** Work to be completed **
Wherever a picture appears in the listing below, leave it out and reproduce the rest exactly.

** Record set follows **

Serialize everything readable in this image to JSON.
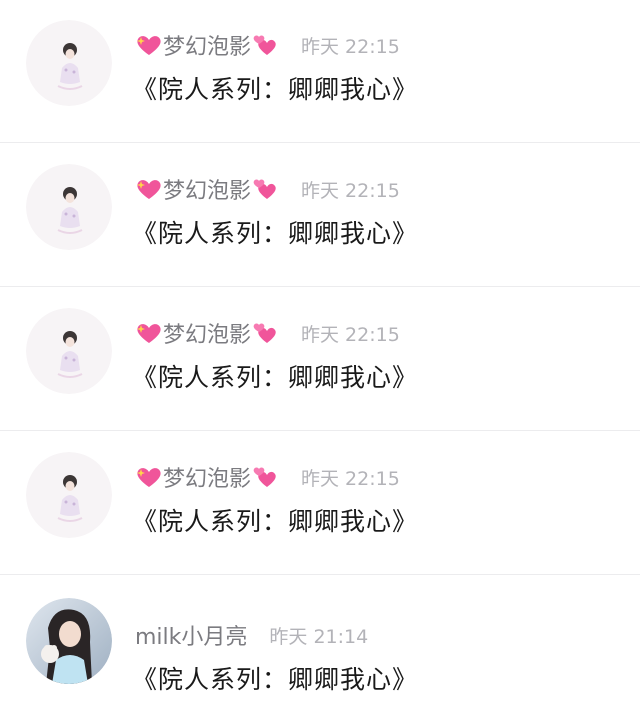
{
  "comments": [
    {
      "username": "梦幻泡影",
      "name_prefix_icon": "sparkling-heart",
      "name_suffix_icon": "two-hearts",
      "time": "昨天 22:15",
      "text": "《院人系列：卿卿我心》",
      "avatar": "anime-girl-avatar"
    },
    {
      "username": "梦幻泡影",
      "name_prefix_icon": "sparkling-heart",
      "name_suffix_icon": "two-hearts",
      "time": "昨天 22:15",
      "text": "《院人系列：卿卿我心》",
      "avatar": "anime-girl-avatar"
    },
    {
      "username": "梦幻泡影",
      "name_prefix_icon": "sparkling-heart",
      "name_suffix_icon": "two-hearts",
      "time": "昨天 22:15",
      "text": "《院人系列：卿卿我心》",
      "avatar": "anime-girl-avatar"
    },
    {
      "username": "梦幻泡影",
      "name_prefix_icon": "sparkling-heart",
      "name_suffix_icon": "two-hearts",
      "time": "昨天 22:15",
      "text": "《院人系列：卿卿我心》",
      "avatar": "anime-girl-avatar"
    },
    {
      "username": "milk小月亮",
      "time": "昨天 21:14",
      "text": "《院人系列：卿卿我心》",
      "avatar": "photo-girl-avatar"
    }
  ],
  "colors": {
    "username": "#7b7b80",
    "time": "#b3b3b8",
    "text": "#1a1a1a",
    "divider": "#ececee",
    "heart": "#f0559a"
  }
}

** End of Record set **

** The completed task **
Serialize everything readable in this image to JSON.
{
  "comments": [
    {
      "username": "梦幻泡影",
      "name_prefix_icon": "sparkling-heart",
      "name_suffix_icon": "two-hearts",
      "time": "昨天 22:15",
      "text": "《院人系列：卿卿我心》",
      "avatar": "anime-girl-avatar"
    },
    {
      "username": "梦幻泡影",
      "name_prefix_icon": "sparkling-heart",
      "name_suffix_icon": "two-hearts",
      "time": "昨天 22:15",
      "text": "《院人系列：卿卿我心》",
      "avatar": "anime-girl-avatar"
    },
    {
      "username": "梦幻泡影",
      "name_prefix_icon": "sparkling-heart",
      "name_suffix_icon": "two-hearts",
      "time": "昨天 22:15",
      "text": "《院人系列：卿卿我心》",
      "avatar": "anime-girl-avatar"
    },
    {
      "username": "梦幻泡影",
      "name_prefix_icon": "sparkling-heart",
      "name_suffix_icon": "two-hearts",
      "time": "昨天 22:15",
      "text": "《院人系列：卿卿我心》",
      "avatar": "anime-girl-avatar"
    },
    {
      "username": "milk小月亮",
      "time": "昨天 21:14",
      "text": "《院人系列：卿卿我心》",
      "avatar": "photo-girl-avatar"
    }
  ],
  "colors": {
    "username": "#7b7b80",
    "time": "#b3b3b8",
    "text": "#1a1a1a",
    "divider": "#ececee",
    "heart": "#f0559a"
  }
}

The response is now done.